# [EXERCISE MATERIALS]
++++++++
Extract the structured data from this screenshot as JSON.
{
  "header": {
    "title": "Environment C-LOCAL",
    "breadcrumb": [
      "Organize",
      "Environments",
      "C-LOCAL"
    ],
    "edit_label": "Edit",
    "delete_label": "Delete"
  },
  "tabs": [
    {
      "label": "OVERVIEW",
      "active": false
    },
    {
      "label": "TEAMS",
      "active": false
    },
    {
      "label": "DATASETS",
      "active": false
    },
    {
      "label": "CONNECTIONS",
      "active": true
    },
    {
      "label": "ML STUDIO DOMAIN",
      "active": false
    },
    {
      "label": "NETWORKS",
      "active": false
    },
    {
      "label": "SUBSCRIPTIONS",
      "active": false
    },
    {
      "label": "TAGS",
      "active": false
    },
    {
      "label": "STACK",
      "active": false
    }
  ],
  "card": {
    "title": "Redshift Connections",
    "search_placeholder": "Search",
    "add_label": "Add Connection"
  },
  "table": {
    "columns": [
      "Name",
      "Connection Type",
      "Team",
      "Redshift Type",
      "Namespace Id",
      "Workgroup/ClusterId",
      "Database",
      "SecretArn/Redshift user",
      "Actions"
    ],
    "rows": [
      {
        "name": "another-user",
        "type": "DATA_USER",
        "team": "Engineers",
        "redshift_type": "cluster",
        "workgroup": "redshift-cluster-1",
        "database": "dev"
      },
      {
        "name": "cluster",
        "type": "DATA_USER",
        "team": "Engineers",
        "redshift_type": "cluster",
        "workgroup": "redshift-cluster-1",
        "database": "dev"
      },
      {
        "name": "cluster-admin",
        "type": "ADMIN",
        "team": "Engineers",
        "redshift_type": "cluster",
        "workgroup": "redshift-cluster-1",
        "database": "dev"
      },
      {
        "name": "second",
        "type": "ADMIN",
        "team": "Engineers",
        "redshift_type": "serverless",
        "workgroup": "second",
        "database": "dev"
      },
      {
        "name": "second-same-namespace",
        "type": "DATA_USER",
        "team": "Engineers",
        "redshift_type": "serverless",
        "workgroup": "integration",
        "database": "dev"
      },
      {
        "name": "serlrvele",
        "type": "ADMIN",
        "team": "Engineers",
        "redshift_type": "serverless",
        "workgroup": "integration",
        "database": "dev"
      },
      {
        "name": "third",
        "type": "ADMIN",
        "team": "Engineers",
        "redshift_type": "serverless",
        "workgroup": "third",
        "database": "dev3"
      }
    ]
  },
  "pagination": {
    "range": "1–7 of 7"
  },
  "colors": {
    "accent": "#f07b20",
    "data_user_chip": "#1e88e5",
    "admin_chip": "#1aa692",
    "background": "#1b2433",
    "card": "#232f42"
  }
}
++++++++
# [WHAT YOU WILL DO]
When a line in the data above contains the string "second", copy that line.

# [TASK RESPONSE]
        "name": "second",
        "workgroup": "second",
        "name": "second-same-namespace",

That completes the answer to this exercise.